**Records to use:**
------------

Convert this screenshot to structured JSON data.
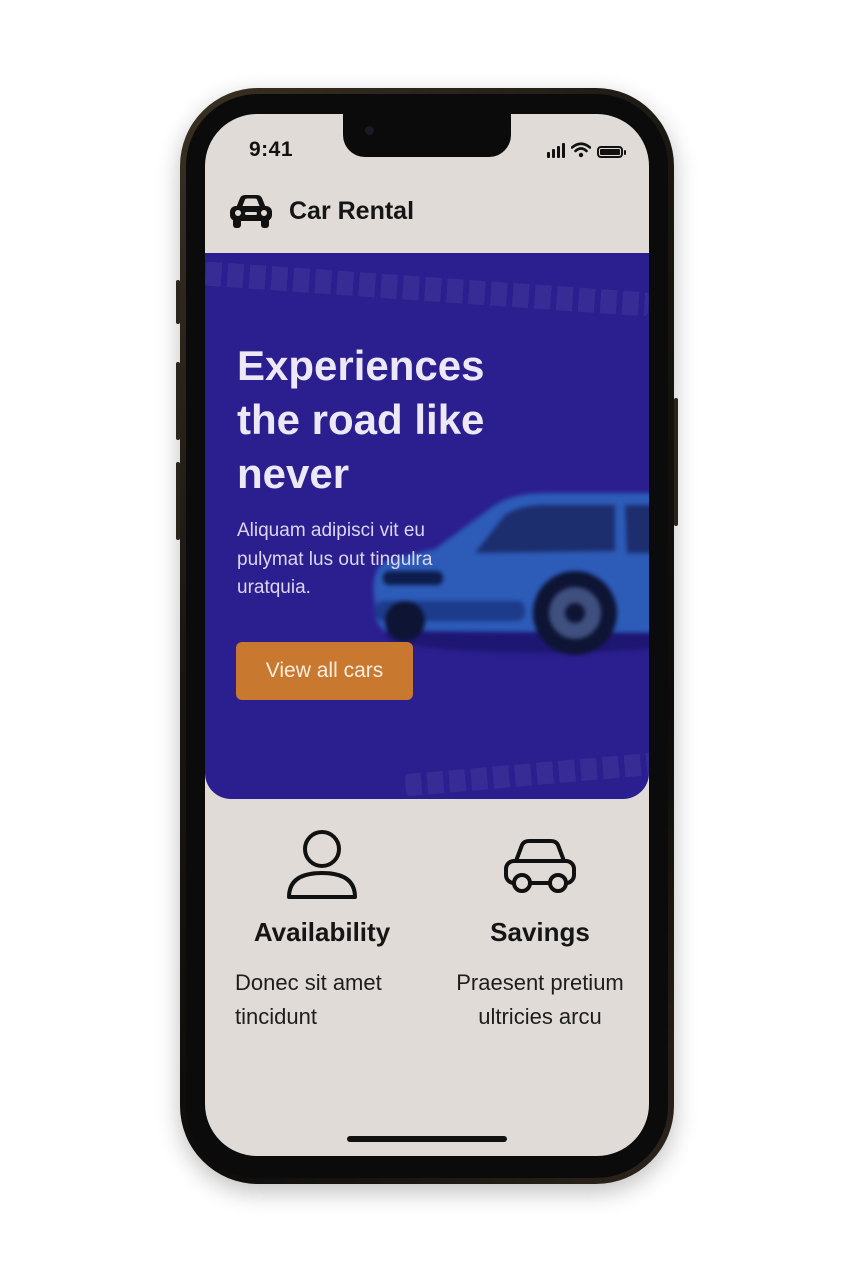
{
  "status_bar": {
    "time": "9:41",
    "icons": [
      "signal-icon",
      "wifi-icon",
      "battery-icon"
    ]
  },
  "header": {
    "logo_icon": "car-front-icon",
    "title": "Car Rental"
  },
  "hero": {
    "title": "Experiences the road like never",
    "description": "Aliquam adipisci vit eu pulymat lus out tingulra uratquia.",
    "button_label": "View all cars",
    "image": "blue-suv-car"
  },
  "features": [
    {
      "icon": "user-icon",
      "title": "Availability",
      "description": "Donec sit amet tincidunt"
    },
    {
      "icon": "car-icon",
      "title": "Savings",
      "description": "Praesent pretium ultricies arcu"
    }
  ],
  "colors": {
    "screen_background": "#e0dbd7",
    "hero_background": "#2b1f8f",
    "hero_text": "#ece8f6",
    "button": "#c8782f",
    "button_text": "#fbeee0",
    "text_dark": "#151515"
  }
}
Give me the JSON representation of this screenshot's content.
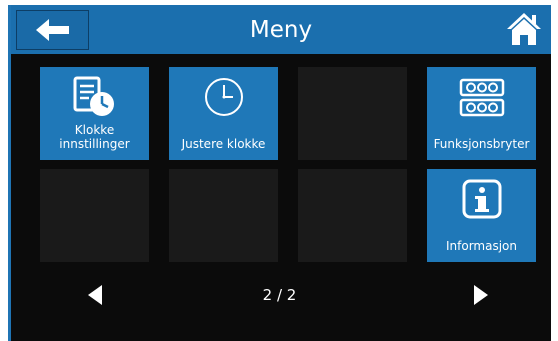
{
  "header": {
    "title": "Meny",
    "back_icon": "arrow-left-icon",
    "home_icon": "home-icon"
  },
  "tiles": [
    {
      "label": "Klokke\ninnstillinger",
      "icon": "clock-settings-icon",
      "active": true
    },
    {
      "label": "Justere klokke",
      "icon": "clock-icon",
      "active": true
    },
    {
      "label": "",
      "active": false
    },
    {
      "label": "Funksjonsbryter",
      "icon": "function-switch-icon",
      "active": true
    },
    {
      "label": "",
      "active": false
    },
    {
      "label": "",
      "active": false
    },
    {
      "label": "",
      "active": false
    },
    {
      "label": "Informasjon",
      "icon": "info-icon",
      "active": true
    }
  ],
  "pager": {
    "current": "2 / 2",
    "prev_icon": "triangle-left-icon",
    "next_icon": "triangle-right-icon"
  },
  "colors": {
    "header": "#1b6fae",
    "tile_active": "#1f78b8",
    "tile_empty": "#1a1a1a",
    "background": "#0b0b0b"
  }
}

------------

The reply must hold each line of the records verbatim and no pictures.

**Task output:**
Convert this screenshot to structured JSON data.
{
  "status_bar": {
    "time": "9:41",
    "icons": [
      "signal-icon",
      "wifi-icon",
      "battery-icon"
    ]
  },
  "header": {
    "logo_icon": "car-front-icon",
    "title": "Car Rental"
  },
  "hero": {
    "title": "Experiences the road like never",
    "description": "Aliquam adipisci vit eu pulymat lus out tingulra uratquia.",
    "button_label": "View all cars",
    "image": "blue-suv-car"
  },
  "features": [
    {
      "icon": "user-icon",
      "title": "Availability",
      "description": "Donec sit amet tincidunt"
    },
    {
      "icon": "car-icon",
      "title": "Savings",
      "description": "Praesent pretium ultricies arcu"
    }
  ],
  "colors": {
    "screen_background": "#e0dbd7",
    "hero_background": "#2b1f8f",
    "hero_text": "#ece8f6",
    "button": "#c8782f",
    "button_text": "#fbeee0",
    "text_dark": "#151515"
  }
}
Give me the JSON representation of this screenshot's content.
{
  "header": {
    "title": "Meny",
    "back_icon": "arrow-left-icon",
    "home_icon": "home-icon"
  },
  "tiles": [
    {
      "label": "Klokke\ninnstillinger",
      "icon": "clock-settings-icon",
      "active": true
    },
    {
      "label": "Justere klokke",
      "icon": "clock-icon",
      "active": true
    },
    {
      "label": "",
      "active": false
    },
    {
      "label": "Funksjonsbryter",
      "icon": "function-switch-icon",
      "active": true
    },
    {
      "label": "",
      "active": false
    },
    {
      "label": "",
      "active": false
    },
    {
      "label": "",
      "active": false
    },
    {
      "label": "Informasjon",
      "icon": "info-icon",
      "active": true
    }
  ],
  "pager": {
    "current": "2 / 2",
    "prev_icon": "triangle-left-icon",
    "next_icon": "triangle-right-icon"
  },
  "colors": {
    "header": "#1b6fae",
    "tile_active": "#1f78b8",
    "tile_empty": "#1a1a1a",
    "background": "#0b0b0b"
  }
}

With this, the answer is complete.